◆ PROBLEM
Return all lines below containing the word "JSON".
-- THE DATA follows --
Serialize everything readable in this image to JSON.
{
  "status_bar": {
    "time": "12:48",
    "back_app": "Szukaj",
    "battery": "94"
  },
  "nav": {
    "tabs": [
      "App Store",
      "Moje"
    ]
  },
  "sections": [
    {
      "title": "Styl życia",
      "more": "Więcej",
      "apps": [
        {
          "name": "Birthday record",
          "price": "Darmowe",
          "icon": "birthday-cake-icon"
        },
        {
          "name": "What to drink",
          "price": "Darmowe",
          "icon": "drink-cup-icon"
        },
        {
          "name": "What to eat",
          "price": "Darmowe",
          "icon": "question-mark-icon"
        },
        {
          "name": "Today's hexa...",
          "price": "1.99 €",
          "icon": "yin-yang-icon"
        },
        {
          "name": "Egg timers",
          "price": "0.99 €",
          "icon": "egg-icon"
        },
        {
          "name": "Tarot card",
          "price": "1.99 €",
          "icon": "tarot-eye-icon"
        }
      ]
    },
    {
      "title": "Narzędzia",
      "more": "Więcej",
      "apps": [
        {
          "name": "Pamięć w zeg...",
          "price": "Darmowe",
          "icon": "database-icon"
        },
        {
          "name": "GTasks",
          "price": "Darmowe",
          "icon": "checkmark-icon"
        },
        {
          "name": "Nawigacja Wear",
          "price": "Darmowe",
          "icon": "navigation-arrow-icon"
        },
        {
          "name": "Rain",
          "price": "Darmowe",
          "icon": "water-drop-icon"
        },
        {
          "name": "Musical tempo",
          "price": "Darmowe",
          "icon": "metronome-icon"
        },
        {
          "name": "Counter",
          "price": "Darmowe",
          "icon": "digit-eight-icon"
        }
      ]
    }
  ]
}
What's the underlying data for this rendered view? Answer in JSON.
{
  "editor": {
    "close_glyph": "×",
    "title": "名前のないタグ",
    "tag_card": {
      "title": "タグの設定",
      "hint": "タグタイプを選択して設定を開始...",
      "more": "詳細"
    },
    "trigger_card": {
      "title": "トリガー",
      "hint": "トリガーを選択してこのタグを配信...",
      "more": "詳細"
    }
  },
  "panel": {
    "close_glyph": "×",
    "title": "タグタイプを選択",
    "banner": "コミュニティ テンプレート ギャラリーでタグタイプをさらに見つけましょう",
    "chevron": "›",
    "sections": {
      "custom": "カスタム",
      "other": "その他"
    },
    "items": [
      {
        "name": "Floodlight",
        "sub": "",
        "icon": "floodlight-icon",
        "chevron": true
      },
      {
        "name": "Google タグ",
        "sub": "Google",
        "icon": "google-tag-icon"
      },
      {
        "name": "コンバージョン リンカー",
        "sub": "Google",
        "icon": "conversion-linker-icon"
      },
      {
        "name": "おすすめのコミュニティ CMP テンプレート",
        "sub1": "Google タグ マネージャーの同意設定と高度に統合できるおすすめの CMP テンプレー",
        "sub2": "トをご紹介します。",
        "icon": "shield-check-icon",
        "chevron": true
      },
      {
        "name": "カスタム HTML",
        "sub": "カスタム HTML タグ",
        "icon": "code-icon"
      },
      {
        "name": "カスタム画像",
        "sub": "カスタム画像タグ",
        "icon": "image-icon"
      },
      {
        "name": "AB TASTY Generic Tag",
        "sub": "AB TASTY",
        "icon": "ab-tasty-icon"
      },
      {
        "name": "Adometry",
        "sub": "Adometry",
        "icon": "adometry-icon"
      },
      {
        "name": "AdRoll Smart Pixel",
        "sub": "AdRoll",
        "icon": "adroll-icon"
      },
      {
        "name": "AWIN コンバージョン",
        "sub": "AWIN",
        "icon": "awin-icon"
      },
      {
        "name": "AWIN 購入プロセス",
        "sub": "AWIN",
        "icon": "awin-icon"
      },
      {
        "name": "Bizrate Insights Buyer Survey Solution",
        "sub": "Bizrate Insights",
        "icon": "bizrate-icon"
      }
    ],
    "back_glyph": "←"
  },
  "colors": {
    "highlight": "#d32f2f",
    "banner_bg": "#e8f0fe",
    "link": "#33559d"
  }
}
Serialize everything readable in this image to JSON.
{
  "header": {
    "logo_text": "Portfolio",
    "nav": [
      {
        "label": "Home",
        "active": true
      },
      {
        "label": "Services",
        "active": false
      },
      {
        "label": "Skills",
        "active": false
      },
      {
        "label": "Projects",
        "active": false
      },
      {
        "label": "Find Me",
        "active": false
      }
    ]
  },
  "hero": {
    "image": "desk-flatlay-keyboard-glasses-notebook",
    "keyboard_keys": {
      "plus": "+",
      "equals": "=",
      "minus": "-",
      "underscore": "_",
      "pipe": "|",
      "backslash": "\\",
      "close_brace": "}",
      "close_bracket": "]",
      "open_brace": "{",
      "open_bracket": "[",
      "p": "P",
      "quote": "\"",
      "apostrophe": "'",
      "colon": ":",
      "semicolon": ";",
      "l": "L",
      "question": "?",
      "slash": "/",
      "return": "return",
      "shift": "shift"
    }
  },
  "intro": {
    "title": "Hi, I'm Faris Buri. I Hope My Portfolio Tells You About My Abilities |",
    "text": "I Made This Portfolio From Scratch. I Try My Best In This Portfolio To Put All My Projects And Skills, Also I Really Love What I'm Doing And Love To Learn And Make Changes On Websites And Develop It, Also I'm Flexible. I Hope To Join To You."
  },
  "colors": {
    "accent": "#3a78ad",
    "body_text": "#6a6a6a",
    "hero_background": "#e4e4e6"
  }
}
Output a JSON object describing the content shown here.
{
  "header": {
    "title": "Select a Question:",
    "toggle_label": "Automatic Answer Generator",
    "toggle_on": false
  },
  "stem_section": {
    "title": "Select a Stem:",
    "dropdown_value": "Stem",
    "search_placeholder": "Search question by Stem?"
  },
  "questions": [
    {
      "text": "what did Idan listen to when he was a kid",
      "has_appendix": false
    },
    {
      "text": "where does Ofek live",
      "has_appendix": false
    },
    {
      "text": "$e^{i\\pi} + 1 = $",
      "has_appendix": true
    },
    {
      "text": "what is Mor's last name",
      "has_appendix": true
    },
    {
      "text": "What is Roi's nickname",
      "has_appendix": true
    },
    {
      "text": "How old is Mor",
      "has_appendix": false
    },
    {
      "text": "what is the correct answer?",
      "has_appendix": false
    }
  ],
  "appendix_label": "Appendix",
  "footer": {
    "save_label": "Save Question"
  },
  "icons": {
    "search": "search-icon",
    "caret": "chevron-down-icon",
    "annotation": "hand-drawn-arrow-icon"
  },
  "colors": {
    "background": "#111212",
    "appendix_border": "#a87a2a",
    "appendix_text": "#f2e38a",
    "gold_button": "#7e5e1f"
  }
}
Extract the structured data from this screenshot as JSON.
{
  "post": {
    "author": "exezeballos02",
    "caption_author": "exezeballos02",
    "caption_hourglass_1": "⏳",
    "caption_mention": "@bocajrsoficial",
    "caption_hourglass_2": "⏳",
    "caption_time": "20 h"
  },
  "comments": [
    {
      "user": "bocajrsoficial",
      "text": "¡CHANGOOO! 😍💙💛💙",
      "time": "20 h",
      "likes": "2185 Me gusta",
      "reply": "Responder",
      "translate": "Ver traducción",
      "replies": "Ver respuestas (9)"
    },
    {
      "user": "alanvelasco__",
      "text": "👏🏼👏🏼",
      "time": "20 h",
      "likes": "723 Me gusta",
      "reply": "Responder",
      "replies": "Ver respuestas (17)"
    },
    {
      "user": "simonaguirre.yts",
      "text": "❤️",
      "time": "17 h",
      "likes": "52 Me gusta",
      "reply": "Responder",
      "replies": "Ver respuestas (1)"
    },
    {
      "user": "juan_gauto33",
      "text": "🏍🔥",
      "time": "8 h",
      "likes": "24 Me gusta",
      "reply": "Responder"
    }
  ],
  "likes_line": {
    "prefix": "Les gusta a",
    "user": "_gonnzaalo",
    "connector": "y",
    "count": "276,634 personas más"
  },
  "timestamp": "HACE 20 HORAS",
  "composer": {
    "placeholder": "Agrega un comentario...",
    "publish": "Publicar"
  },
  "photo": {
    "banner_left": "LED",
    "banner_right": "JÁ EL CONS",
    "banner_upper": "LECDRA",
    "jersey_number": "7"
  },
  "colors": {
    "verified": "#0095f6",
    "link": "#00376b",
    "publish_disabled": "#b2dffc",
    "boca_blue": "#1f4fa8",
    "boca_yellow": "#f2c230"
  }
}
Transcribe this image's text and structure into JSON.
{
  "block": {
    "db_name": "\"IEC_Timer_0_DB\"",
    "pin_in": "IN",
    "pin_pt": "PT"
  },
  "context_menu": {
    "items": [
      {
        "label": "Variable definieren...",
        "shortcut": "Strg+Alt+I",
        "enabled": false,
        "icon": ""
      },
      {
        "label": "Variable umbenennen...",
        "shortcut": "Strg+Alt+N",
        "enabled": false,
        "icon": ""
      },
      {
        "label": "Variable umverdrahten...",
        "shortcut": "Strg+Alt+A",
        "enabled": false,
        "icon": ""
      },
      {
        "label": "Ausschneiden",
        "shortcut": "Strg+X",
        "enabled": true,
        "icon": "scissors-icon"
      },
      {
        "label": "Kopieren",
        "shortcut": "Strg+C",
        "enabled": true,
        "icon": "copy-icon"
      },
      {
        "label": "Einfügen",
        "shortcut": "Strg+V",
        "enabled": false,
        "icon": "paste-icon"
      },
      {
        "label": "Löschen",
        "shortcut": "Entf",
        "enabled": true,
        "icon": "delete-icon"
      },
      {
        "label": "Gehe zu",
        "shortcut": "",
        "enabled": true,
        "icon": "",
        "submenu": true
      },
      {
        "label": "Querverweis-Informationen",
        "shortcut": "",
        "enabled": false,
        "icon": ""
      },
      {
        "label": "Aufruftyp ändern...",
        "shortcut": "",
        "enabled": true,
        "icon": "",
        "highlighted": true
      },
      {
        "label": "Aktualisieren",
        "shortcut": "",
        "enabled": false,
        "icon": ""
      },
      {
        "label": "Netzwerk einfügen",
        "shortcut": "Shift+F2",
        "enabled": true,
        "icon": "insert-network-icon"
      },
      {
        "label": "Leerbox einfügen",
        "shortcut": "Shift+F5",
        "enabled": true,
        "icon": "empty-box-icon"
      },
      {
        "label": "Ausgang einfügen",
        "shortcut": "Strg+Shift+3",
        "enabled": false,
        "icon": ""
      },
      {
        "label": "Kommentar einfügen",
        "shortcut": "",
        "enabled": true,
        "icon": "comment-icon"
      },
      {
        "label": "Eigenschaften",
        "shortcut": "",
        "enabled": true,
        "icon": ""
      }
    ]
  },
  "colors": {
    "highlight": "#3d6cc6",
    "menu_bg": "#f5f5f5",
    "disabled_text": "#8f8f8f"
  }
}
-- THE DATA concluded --
◆ WRITTEN ANSWER
Serialize everything readable in this image to JSON.
What's the underlying data for this rendered view? Answer in JSON.
Serialize everything readable in this image to JSON.
Output a JSON object describing the content shown here.
Extract the structured data from this screenshot as JSON.
Transcribe this image's text and structure into JSON.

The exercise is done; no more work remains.